I can't seem to add pictures at this site so will have to do it later. Keep in touch, love to hear from all of you.
Monday, April 24, 2006
Today we are headed to Neah Bay which is the last port on the American side of Juan de Fuca before you turn the corner and head south, it is 49 miles from Port Angeles. There is a slight wind directly behind us so we are motoring until the wind picks up. I am hoping to head out to the Pacific for 24 hours and then turn around and head back to Neah Bay. I want to stand 24 hour watches and do some night sailing. We will see what the weather offers. Hopefully I will be able to keep in touch.
Thursday, April 20, 2006
Barry’s brother Bruce, his daughter Kathleen and his grandchildren, Monty and Chantal arrived this week. We took them out for a sail yesterday. It was a super day for a sail with kids, the winds were about 10 knots, not too strong but just good enough to get the boat moving.
We went in search of porpoises and WE FOUND THEM. They were fishing in waters where we have encountered them before and after going back and forth over the area three times, they started following the boat. Bruce’s family just loved watching them. There was one fat one amongst the bunch and whenever he appeared no one got in his way. There was also one that was a gray colour and we figured that had to be harbour porpoise. Bruce fell asleep on the front deck on the way home so all in all everyone had a good time.
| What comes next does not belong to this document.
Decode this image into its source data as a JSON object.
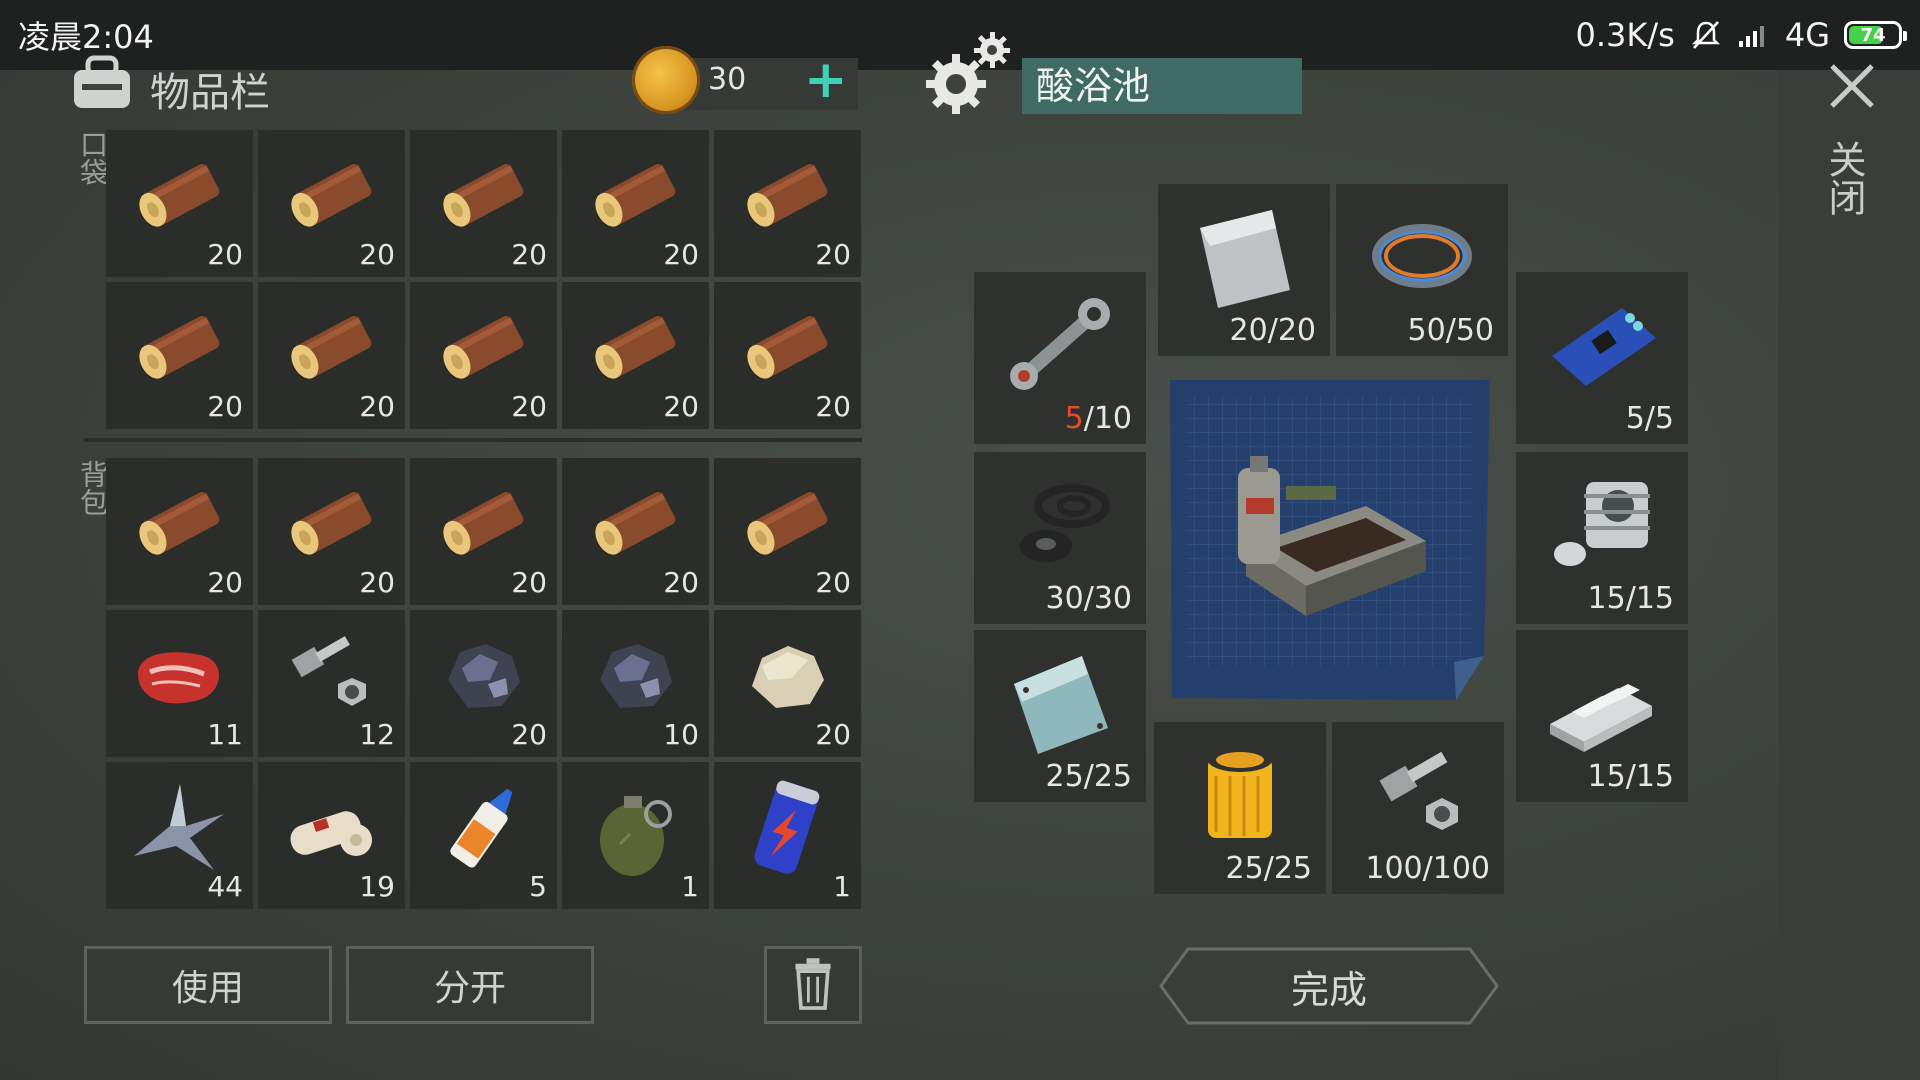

We are headed out on a 10 day trip this week. We are going out Juan de Fuca Strait to the end and out into the Pacific Ocean. I want to see if I get seasick in the swells and I want to sail on the ocean. I hope to go to Neah Bay and then sail out into the Pacific for 24 hours and then sail back, then head home. We are in Esquimalt tonight so are on are way. I probably won't be able to get e-mail for about 10 days s0 if you want to get hold of us send e-mail to
That is our ham radio e-mail.
Thursday, April 13, 2006
We are finally having our holding tank put in this week. It will be our last major fix on the boat. We are without a head so getting up in the morning and stumbling down to the club house to use the washroom is not my idea of fun. Hopefully the holding tank will be done in a few days.